In some respects, Facebook’s Graph Search has literally changed the game when it comes to diversity and inclusion with regard to sourcing.
If you don’t already have access to Graph Search, you may not be aware just how easy it is to leverage diversity criteria such as gender, race and ethnicity.
How easy is it?
I’ll show you how.
Gender Sourcing with Facebook Graph Search
Imagine being asked to find and identify as many female _______________ (accountants, project managers, software engineers, etc.) who currently work at a particular company or any company.
Think about it.
Without Graph Search, how would you go about accomplishing this goal?
It’s no easy task. I know several people who’ve worked at some of the top software companies in the world who have had to do some crazy search gymnastics in the past in order to even somewhat successfully identify a small portion of female software engineers at target companies in order to diversify their software development talent.
With Graph Search, it’s now simply a matter of asking Facebook for all of the female software engineers or any role you’re targeting at any company.
As you can see, sourcing for gender diversity is so easy that Facebook’s Graph Search has essentially rendered it a non-issue, at least when it comes to searching for people by title and/or company.
I have to imagine that this has already been done by sourcers and recruiters at Facebook, Microsoft, LinkedIn, etc.
If not – hello!
Not that it wouldn’t, but this approach also works just as well if you were looking for female engineers in Germany, or any position in any country.
Race and Ethnicity Sourcing with Facebook Graph Search
While gender search is as simple as selecting gender or asking for it in your Graph Search query, searching by other diversity criteria isn’t as easy, but still not difficult.
Let’s say you wanted to find African American electrical engineers.
Regardless of where you are searching, you have to think of what things you could potentially search for that could possibly lead you to your desired results.
On Facebook, you could search for electrical engineers who “like” the National Society of Black Engineers.
If you did, here’s what you would get:
You could also search for people who graduated from an Historically Black College or University, such as North Carolina A&T State University.
While that was effective, this is where Facebook’s Graph Search is quite limited compared to LinkedIn, because with LinkedIn, you can search across all 100+ HBCU’s with a single search, whereas with Facebook, you are limited to searching one institution at a time because Graph Search doesn’t support basic Boolean OR queries.
Bear in mind that what I’ve shown you above is only the tip of the iceberg with regard to the possibilities Facebook’s Graph Search affords diversity and inclusion sourcing and recruiting initiatives.

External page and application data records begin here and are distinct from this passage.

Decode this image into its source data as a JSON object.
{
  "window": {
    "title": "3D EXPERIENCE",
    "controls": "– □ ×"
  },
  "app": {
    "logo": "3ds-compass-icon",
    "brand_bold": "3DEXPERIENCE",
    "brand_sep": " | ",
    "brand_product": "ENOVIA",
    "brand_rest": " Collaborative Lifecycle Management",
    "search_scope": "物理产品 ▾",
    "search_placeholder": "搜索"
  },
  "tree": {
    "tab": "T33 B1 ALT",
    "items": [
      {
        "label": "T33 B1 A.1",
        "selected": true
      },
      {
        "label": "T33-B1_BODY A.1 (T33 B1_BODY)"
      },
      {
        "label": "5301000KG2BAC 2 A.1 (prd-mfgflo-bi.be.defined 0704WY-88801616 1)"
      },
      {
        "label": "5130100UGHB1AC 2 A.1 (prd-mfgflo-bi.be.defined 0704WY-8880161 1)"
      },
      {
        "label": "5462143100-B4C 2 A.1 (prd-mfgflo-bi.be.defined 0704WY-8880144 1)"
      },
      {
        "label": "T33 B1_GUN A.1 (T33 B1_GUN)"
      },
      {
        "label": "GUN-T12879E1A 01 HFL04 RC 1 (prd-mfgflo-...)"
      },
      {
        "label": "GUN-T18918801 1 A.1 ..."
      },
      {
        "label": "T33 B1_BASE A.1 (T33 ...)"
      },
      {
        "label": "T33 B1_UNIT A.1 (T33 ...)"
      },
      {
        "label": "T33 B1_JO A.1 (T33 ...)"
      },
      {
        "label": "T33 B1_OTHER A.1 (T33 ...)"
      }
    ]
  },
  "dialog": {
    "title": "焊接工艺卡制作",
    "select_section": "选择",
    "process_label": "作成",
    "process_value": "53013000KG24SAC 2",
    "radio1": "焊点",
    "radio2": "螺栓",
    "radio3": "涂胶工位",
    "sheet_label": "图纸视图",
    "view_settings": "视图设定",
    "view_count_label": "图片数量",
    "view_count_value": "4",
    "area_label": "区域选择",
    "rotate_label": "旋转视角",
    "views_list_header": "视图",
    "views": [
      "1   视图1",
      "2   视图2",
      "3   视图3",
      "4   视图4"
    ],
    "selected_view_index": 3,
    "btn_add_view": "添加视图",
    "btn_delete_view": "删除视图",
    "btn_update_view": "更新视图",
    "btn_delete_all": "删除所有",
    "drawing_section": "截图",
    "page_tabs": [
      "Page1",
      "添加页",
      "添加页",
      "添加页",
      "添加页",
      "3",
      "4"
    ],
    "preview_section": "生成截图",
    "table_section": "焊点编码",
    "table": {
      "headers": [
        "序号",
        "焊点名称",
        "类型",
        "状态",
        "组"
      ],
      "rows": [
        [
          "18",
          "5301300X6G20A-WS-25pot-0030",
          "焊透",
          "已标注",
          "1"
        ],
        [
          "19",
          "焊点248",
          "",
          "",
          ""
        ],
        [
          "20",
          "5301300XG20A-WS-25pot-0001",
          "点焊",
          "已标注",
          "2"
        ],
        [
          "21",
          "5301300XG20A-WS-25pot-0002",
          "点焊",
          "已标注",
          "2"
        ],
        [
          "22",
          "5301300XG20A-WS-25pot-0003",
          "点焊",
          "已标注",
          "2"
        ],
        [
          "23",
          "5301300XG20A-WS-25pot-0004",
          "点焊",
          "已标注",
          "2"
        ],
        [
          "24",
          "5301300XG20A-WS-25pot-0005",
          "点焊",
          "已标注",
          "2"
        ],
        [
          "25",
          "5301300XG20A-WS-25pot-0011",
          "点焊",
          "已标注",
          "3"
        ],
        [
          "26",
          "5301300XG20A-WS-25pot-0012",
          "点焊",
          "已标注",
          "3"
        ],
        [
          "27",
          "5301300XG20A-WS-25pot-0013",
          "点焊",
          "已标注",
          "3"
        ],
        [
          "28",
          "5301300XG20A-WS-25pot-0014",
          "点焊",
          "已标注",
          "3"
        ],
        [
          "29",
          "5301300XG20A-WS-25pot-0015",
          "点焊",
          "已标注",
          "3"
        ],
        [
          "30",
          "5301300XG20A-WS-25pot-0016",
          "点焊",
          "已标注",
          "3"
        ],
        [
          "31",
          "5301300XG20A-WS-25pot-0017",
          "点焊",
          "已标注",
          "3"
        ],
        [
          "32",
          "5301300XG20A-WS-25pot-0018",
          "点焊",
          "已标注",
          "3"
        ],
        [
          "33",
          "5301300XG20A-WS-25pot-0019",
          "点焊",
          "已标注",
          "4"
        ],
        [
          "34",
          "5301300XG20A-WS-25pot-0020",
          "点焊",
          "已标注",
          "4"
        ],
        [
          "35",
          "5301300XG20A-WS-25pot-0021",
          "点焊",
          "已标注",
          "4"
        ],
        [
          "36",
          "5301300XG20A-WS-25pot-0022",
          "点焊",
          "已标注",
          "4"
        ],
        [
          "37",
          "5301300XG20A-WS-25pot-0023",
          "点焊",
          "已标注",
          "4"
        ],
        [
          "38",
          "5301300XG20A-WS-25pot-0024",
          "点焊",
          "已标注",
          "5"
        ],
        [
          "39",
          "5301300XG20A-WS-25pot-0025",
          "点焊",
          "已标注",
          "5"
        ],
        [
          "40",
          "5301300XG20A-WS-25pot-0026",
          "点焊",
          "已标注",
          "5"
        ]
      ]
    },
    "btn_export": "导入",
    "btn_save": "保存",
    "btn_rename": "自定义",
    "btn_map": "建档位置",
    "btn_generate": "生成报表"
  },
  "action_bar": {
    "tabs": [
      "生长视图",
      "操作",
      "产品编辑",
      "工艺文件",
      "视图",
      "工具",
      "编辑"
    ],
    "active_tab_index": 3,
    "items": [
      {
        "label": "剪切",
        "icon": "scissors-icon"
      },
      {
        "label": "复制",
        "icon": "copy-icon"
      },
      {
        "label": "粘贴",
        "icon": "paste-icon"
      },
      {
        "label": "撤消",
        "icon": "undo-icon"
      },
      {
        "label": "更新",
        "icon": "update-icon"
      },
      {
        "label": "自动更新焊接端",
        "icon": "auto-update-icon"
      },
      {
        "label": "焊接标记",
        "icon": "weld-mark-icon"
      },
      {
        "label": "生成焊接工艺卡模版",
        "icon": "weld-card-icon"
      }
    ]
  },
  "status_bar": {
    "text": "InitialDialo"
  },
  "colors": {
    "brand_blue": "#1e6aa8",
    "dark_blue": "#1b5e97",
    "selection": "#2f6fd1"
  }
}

Here’s yet another angle – can you tell what I searched for?
Facebook’s Numbers Advantage
Facebook has about 163 million users in the United States. Using 2011 United States Census Bureau data, I estimate that Facebook represents approximately 63.5% of the U.S. population aged 18 or older, or about 146.7M people in the U.S., which is nearly double the number of U.S. LinkedIn users.
The large number of users combined with the ability to easily perform gender, race and ethnicity searches with Graph Search means that Facebook could be considered to be one of the most effective solutions for companies dedicated to diversity and inclusion.